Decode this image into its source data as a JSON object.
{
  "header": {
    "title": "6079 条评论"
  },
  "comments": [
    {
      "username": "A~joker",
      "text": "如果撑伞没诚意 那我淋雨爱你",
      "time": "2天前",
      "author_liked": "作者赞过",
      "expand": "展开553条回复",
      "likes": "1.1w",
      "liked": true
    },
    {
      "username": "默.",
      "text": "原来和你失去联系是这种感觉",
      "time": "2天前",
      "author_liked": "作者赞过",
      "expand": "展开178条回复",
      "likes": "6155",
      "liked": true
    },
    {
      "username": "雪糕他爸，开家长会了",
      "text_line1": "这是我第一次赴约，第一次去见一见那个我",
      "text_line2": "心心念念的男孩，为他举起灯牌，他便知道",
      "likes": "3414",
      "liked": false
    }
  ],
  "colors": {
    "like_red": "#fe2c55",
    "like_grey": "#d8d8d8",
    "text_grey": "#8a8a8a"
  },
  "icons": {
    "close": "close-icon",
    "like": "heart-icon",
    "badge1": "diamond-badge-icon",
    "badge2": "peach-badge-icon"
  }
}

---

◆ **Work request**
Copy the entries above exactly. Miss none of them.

◆ **Answer for the task**
Decode this image into its source data as a JSON object.
{
  "header": {
    "title": "6079 条评论"
  },
  "comments": [
    {
      "username": "A~joker",
      "text": "如果撑伞没诚意 那我淋雨爱你",
      "time": "2天前",
      "author_liked": "作者赞过",
      "expand": "展开553条回复",
      "likes": "1.1w",
      "liked": true
    },
    {
      "username": "默.",
      "text": "原来和你失去联系是这种感觉",
      "time": "2天前",
      "author_liked": "作者赞过",
      "expand": "展开178条回复",
      "likes": "6155",
      "liked": true
    },
    {
      "username": "雪糕他爸，开家长会了",
      "text_line1": "这是我第一次赴约，第一次去见一见那个我",
      "text_line2": "心心念念的男孩，为他举起灯牌，他便知道",
      "likes": "3414",
      "liked": false
    }
  ],
  "colors": {
    "like_red": "#fe2c55",
    "like_grey": "#d8d8d8",
    "text_grey": "#8a8a8a"
  },
  "icons": {
    "close": "close-icon",
    "like": "heart-icon",
    "badge1": "diamond-badge-icon",
    "badge2": "peach-badge-icon"
  }
}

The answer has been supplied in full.